Two news items today confirm the inadequacy of any security system made by man. After all, once a secret is out, it’s no longer secret.
We have the simple human error of losing something combined with the natural inquisitiveness of human beings. Both these absolute facts of life should drive a big hole through any plans for National ID Cards as a means of improving security!
What are they? Oh yes!
Some servant of the State has (again!) lost a laptop. This time it contain personal and operational details of the elite SAS, heroes of history, books and film, a force of last resort. See Laptop with names of SAS men is missing: A laptop containing the names of SAS soldiers and their top-secret training exercises has gone missing, the Ministry of Defence has admitted. This is pretty poor stuff but you know, who hasn’t lost something precious? It’s easily done.
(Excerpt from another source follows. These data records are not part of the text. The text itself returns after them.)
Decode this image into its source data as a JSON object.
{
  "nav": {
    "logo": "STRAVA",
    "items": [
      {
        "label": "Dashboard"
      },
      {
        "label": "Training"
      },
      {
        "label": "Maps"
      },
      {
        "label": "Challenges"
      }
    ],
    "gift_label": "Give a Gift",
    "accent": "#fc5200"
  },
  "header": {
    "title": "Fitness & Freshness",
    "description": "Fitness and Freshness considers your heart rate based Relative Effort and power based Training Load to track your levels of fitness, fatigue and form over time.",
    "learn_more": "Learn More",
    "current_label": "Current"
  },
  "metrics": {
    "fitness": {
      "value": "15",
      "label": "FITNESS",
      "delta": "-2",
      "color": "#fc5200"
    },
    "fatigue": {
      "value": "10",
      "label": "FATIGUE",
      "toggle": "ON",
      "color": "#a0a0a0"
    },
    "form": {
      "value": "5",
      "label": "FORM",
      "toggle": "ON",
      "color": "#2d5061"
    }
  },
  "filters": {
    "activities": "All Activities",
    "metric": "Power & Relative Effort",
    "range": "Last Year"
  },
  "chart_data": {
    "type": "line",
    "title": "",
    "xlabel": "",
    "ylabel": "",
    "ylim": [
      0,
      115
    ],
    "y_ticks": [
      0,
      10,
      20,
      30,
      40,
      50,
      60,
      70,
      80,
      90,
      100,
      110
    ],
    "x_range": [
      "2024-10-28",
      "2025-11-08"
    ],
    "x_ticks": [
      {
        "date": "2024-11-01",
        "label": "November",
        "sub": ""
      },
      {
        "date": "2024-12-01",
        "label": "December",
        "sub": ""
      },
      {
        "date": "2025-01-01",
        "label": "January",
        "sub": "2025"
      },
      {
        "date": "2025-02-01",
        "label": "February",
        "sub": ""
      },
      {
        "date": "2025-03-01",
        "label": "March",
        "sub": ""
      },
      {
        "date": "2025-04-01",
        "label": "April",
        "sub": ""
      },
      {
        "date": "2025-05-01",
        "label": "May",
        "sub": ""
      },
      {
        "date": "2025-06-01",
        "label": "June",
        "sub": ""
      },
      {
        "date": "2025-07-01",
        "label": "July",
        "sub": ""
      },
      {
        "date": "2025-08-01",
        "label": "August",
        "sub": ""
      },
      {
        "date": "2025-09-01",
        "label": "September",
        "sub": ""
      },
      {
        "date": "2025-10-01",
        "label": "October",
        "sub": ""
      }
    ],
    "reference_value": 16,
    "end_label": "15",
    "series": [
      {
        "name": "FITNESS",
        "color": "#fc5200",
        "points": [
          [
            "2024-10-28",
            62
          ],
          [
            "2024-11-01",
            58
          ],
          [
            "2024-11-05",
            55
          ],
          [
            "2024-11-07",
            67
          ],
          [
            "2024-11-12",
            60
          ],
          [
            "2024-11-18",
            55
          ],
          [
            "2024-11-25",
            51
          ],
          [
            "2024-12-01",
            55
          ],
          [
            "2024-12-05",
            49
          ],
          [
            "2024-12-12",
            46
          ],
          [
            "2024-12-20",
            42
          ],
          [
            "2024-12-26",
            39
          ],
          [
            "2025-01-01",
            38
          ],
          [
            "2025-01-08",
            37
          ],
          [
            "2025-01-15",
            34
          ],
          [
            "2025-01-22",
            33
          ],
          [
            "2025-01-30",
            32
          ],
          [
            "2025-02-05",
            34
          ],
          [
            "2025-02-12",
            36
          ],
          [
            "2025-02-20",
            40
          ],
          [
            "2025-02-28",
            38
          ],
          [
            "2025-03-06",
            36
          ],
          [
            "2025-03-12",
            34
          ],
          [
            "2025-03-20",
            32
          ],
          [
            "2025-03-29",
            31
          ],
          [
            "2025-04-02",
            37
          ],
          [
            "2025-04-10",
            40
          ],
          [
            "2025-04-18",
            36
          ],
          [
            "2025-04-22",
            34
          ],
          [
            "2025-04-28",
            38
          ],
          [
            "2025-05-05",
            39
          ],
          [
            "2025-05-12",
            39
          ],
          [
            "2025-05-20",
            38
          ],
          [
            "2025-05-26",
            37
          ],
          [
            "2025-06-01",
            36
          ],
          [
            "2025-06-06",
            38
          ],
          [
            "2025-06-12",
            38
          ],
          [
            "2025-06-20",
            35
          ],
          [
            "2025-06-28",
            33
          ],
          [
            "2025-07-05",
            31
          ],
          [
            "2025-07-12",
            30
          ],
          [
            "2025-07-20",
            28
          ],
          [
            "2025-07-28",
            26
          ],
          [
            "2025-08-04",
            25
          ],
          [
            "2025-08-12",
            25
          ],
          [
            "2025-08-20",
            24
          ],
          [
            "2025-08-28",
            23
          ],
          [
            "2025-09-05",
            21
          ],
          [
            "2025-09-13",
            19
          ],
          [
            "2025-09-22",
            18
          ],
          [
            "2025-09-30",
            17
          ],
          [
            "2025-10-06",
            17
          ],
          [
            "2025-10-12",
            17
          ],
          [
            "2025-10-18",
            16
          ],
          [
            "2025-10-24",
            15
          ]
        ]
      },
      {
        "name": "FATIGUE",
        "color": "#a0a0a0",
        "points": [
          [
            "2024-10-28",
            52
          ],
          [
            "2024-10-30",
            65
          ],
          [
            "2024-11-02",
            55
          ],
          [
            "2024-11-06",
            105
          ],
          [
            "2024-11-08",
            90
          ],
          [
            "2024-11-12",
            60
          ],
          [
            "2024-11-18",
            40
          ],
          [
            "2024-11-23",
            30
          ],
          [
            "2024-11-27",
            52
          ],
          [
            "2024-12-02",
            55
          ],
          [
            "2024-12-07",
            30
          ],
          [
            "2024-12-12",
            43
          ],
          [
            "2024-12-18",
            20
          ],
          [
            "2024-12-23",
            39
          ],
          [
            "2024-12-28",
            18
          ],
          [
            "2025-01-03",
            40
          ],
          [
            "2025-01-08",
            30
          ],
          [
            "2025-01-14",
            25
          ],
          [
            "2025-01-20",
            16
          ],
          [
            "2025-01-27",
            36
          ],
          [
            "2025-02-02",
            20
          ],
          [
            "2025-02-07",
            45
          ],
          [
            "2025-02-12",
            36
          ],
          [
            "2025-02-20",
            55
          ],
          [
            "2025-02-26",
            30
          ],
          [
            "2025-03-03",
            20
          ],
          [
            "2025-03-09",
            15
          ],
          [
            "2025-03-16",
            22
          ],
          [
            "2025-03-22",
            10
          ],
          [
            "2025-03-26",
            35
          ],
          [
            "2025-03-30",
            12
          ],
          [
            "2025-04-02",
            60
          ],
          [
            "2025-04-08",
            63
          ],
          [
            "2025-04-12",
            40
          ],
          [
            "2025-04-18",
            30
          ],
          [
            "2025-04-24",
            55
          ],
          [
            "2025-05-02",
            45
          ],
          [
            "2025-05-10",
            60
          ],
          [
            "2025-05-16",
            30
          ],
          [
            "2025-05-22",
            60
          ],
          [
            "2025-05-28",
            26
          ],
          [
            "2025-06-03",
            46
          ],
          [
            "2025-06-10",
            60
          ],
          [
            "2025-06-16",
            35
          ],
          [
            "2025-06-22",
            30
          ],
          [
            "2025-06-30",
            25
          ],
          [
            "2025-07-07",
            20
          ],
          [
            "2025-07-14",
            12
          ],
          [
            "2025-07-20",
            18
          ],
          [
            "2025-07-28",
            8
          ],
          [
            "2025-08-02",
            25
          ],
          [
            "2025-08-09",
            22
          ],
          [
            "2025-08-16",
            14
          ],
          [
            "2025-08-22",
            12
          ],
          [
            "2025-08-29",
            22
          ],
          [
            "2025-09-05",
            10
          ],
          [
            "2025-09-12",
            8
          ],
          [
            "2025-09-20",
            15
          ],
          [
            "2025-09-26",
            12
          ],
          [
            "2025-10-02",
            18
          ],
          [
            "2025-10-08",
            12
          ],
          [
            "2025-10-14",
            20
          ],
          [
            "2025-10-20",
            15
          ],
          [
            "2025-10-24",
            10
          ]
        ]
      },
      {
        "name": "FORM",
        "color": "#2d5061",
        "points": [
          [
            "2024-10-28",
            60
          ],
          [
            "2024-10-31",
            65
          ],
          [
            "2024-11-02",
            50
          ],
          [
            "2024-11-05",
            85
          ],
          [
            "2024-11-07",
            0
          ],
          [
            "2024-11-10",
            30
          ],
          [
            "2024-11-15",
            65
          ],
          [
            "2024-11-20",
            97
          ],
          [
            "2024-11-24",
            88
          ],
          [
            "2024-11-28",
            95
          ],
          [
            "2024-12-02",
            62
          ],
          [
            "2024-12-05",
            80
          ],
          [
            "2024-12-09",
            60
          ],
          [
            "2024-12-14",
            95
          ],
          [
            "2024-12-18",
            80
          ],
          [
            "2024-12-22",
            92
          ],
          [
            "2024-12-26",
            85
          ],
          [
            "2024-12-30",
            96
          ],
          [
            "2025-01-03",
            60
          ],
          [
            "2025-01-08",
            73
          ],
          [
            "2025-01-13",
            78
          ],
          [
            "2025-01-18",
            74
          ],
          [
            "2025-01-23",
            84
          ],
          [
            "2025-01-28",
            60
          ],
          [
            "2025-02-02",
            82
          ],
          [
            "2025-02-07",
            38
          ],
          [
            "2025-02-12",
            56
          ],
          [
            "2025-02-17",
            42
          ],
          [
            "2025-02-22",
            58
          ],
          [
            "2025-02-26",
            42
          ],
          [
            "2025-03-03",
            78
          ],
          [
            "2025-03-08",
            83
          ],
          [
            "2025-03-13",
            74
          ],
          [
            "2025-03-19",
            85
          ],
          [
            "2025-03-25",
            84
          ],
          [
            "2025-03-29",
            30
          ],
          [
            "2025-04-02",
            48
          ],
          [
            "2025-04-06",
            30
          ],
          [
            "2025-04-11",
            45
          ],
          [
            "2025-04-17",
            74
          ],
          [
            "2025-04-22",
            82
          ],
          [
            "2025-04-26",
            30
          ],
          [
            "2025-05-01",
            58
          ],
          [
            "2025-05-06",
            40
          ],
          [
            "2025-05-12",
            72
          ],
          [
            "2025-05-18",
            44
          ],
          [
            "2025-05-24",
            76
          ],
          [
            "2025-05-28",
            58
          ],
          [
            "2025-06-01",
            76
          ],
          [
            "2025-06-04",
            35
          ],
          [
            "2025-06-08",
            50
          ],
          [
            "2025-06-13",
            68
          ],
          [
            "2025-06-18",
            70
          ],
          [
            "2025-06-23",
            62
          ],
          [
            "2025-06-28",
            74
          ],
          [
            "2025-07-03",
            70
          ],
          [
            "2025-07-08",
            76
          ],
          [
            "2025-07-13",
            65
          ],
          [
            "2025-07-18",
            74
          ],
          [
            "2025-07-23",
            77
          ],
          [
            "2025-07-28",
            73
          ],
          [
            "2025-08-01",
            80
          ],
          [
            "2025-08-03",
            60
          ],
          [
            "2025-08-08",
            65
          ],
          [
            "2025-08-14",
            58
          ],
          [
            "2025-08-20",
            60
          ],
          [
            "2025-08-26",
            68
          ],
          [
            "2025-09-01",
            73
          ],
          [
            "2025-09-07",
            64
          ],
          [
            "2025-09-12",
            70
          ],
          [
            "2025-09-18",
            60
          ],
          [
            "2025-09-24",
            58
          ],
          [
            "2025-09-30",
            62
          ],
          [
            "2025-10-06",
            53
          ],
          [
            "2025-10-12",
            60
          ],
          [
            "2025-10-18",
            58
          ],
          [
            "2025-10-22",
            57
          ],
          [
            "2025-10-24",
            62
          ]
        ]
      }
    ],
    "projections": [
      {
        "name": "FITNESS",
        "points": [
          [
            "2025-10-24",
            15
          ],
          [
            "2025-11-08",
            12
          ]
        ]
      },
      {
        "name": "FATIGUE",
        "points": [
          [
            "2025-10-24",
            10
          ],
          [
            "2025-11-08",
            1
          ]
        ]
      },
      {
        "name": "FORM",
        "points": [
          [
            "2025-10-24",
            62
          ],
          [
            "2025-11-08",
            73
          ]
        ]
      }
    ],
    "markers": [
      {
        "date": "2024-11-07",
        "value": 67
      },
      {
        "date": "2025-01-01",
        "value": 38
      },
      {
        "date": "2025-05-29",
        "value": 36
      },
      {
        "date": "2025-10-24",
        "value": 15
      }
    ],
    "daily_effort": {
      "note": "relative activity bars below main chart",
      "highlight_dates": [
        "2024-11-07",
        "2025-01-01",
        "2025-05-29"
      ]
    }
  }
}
In this case, it’s the keys to the armoury, almost.
17-year-old Mikeyy Mooney, a computer programmer, almost brought down Twitter over Easter, the service Wildely beloved of Stephen Fry. He said he did it out of boredom to send users to a website which he was trying to promote. (See article here).
Mooney’s activities are not dissimilar to almost every website owner in the world. We all want more hits! Ha Ha. He had the skill and Twitter, in their openly-connected arrogance, left doors open so that anyone with that skill could walk right through. It’s highly reminiscent of Microsoft.
You can’t make a totally secure communication system. To pretend so and blame one’s failings on a third party is disingenuous. The key word is communicate. As soon as I speak, people hear my mind. If I don’t speak, my secret is my own. That’s the fundamental dichotomy. It worked in the old days before computer, newspaper and print. Before papyrus scrolls even.
So to trust our whole country’s security to ID Cards, bought in supermarkets (yes really!), a system that’s fallible, run by humans who are fallible, is (my word of the day) bollox.